A joint statement released by the State Department described Friday's meeting as having made "substantial progress in transforming U.S.-India relations … based on trust and mutual understanding."

Canada's relationship with India, however, is now on a very different footing.

"From the very beginning … we reached out to India to ask them to work with us in getting to the bottom of this matter," Trudeau said Friday during a media event in Sault Ste. Marie, Ont.

"We also reached out to our friends and allies, like the United States and others, to work on this really serious violation of international law and of sovereignty of a democracy."

India's high commission in Canada resumed processing some types of visa applications in late October after suspending the services for Canadian citizens around the world for more than a month, citing security concerns.

India also threatened last month to strip Canadian emissaries and their family members of their diplomatic immunity, an escalation that prompted Global Affairs to direct 41 of its diplomats and their dependants to leave the country.

On Friday, Trudeau called that a violation of the Vienna Convention, the 1961 UN agreement that provides diplomatic officers with certain rights and protections in order to safely operate in another country.

"That is of concern to countries around the world," he said. "If a given country can just decide that the diplomats of another country are no longer protected, that makes international relations more dangerous and more serious."

The stakes in the dispute are high, and not only for Canada, Trudeau added.

"If might starts to make right again, if bigger countries can violate international law without consequences, then the whole world gets more dangerous for everyone."

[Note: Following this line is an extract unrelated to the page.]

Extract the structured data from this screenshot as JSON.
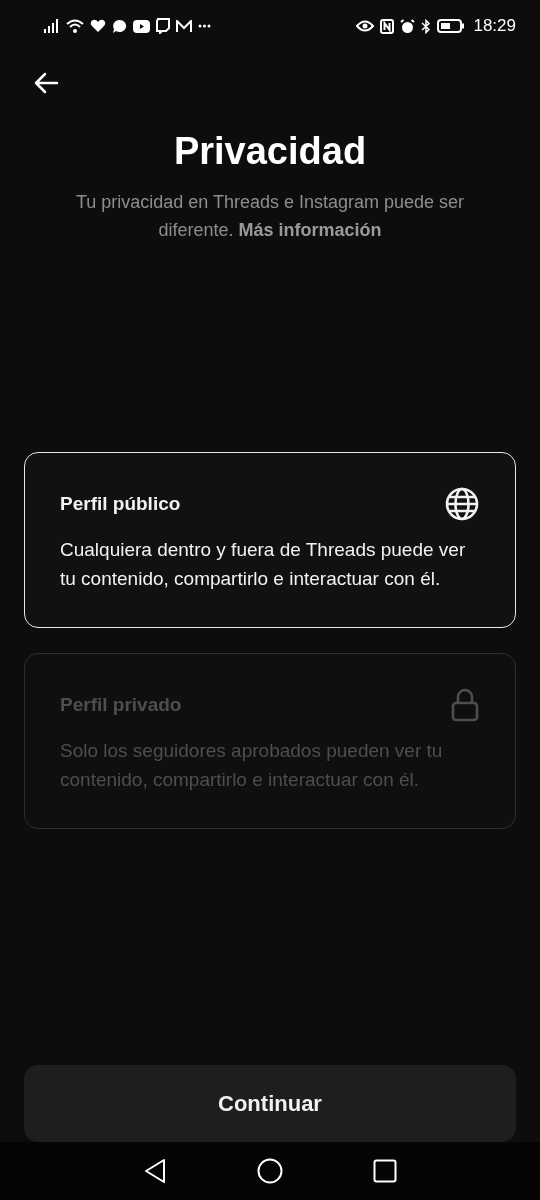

This report by The Canadian Press was first published Nov. 10, 2023.

James McCarten, The Canadian Press